[What is expected]:
Copy out each line of the data below in which "Yeah梓葱" appears.

[Material for this exercise]:

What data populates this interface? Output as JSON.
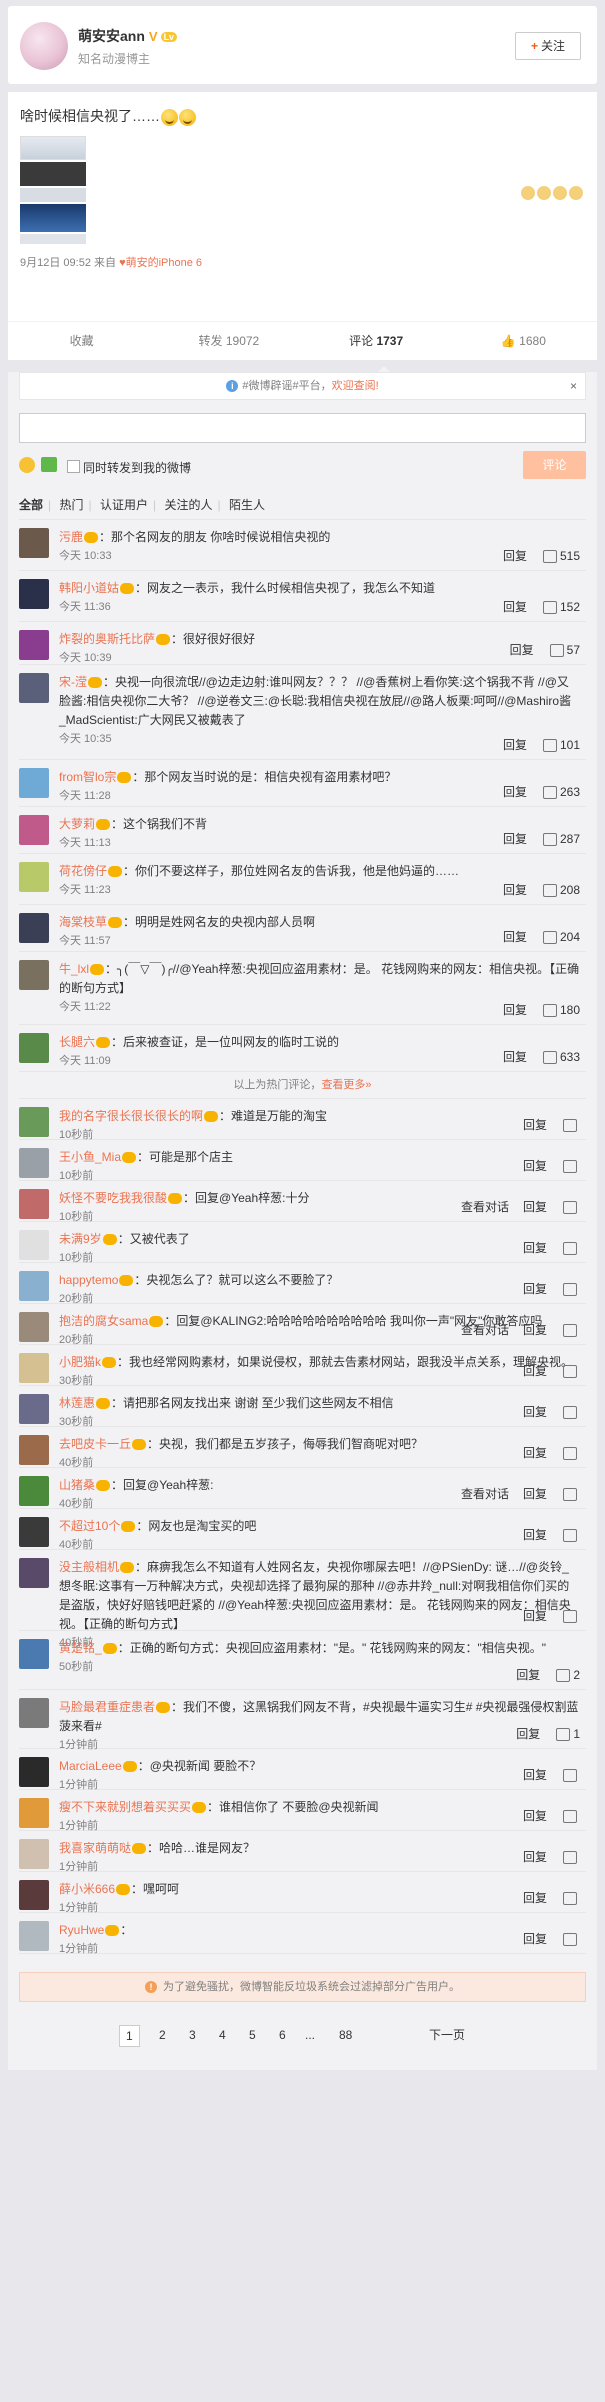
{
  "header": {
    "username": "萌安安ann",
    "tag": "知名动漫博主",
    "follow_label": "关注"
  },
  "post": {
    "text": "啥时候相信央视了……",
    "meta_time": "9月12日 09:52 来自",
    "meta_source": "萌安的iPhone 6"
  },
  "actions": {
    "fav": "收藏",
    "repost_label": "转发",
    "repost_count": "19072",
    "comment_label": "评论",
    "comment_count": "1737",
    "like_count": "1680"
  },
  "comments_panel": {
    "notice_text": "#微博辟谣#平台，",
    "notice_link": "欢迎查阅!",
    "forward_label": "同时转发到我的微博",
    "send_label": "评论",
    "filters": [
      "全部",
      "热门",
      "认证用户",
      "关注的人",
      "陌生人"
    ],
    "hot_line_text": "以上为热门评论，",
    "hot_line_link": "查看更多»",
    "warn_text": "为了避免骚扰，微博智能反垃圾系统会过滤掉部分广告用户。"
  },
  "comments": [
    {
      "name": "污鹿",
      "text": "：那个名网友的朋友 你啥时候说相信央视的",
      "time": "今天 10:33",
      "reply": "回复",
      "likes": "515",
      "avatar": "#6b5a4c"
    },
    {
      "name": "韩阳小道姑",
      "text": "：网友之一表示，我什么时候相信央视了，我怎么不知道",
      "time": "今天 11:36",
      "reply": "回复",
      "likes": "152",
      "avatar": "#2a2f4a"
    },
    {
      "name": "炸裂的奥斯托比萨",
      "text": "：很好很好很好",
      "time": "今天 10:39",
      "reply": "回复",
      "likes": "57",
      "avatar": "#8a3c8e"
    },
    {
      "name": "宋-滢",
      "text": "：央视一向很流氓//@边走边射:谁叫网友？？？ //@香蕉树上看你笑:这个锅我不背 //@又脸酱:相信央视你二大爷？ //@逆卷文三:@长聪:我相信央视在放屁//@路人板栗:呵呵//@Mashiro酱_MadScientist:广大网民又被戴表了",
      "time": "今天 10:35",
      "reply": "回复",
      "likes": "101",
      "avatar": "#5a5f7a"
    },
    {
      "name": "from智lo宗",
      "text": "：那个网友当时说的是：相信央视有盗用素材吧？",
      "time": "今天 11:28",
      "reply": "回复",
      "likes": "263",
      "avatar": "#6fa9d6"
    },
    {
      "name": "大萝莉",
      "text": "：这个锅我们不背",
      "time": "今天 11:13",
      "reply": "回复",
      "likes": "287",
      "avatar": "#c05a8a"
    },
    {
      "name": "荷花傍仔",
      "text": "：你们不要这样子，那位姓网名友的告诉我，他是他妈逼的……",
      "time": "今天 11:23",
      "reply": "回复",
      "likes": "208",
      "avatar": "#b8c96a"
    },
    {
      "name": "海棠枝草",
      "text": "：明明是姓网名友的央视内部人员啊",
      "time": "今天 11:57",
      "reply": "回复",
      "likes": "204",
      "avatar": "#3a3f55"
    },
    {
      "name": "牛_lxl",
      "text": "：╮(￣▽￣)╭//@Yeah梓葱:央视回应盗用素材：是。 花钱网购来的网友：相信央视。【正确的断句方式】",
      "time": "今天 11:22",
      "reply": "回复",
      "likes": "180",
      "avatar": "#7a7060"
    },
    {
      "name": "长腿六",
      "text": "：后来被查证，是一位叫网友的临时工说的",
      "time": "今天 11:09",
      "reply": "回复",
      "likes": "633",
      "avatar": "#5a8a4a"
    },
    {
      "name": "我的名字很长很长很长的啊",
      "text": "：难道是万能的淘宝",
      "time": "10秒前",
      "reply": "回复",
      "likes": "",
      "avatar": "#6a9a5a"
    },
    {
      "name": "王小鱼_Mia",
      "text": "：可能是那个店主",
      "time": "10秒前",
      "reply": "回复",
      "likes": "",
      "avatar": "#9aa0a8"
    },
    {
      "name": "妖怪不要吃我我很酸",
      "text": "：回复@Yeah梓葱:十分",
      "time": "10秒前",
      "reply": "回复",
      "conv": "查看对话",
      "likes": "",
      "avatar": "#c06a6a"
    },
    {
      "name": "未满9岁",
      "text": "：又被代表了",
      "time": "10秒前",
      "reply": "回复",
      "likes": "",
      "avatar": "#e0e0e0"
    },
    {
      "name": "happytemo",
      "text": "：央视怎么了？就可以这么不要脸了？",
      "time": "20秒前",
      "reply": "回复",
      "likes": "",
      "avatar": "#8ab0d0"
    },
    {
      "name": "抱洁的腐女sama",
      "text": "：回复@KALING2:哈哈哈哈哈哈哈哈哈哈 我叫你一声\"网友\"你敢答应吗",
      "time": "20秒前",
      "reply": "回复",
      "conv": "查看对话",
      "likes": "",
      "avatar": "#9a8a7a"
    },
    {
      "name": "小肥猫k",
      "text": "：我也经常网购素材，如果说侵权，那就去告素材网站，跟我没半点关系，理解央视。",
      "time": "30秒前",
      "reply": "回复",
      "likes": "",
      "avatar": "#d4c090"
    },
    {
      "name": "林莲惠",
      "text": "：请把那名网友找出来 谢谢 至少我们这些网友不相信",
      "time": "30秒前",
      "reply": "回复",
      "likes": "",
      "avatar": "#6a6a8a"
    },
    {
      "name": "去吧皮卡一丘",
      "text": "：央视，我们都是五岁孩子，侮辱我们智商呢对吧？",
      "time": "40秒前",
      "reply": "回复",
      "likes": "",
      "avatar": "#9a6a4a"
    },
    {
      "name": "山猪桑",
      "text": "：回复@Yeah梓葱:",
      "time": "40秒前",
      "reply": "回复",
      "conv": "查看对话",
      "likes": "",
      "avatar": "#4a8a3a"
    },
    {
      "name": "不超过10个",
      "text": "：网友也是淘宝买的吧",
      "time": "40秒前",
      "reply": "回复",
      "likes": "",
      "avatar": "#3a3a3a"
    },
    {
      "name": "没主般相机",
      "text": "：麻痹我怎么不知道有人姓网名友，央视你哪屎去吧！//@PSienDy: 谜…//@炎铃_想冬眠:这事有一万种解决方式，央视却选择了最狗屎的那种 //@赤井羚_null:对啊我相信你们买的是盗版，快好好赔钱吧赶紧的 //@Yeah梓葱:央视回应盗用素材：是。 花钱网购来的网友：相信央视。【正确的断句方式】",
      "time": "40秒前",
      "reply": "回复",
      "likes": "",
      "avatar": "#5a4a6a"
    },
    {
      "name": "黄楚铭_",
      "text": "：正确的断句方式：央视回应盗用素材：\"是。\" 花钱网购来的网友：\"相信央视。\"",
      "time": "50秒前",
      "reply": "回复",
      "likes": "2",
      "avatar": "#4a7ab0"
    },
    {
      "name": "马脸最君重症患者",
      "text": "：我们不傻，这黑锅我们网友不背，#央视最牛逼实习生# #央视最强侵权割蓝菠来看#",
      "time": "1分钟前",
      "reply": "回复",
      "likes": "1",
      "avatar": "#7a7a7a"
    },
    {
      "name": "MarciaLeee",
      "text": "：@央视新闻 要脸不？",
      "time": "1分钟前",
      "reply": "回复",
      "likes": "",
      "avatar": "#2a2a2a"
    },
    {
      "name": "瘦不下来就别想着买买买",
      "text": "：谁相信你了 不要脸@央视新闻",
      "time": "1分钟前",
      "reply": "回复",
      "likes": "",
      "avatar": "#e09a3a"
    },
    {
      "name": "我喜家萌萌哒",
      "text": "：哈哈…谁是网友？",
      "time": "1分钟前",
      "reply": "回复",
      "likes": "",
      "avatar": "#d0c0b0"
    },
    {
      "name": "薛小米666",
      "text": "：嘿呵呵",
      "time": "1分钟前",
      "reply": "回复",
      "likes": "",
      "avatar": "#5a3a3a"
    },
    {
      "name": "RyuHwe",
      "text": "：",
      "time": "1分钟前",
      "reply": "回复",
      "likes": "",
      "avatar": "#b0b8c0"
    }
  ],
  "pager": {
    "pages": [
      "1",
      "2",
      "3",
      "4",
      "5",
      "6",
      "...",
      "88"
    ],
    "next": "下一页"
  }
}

[Answer for the task]:
      "text": "：╮(￣▽￣)╭//@Yeah梓葱:央视回应盗用素材：是。 花钱网购来的网友：相信央视。【正确的断句方式】",
      "text": "：回复@Yeah梓葱:十分",
      "text": "：回复@Yeah梓葱:",
      "text": "：麻痹我怎么不知道有人姓网名友，央视你哪屎去吧！//@PSienDy: 谜…//@炎铃_想冬眠:这事有一万种解决方式，央视却选择了最狗屎的那种 //@赤井羚_null:对啊我相信你们买的是盗版，快好好赔钱吧赶紧的 //@Yeah梓葱:央视回应盗用素材：是。 花钱网购来的网友：相信央视。【正确的断句方式】",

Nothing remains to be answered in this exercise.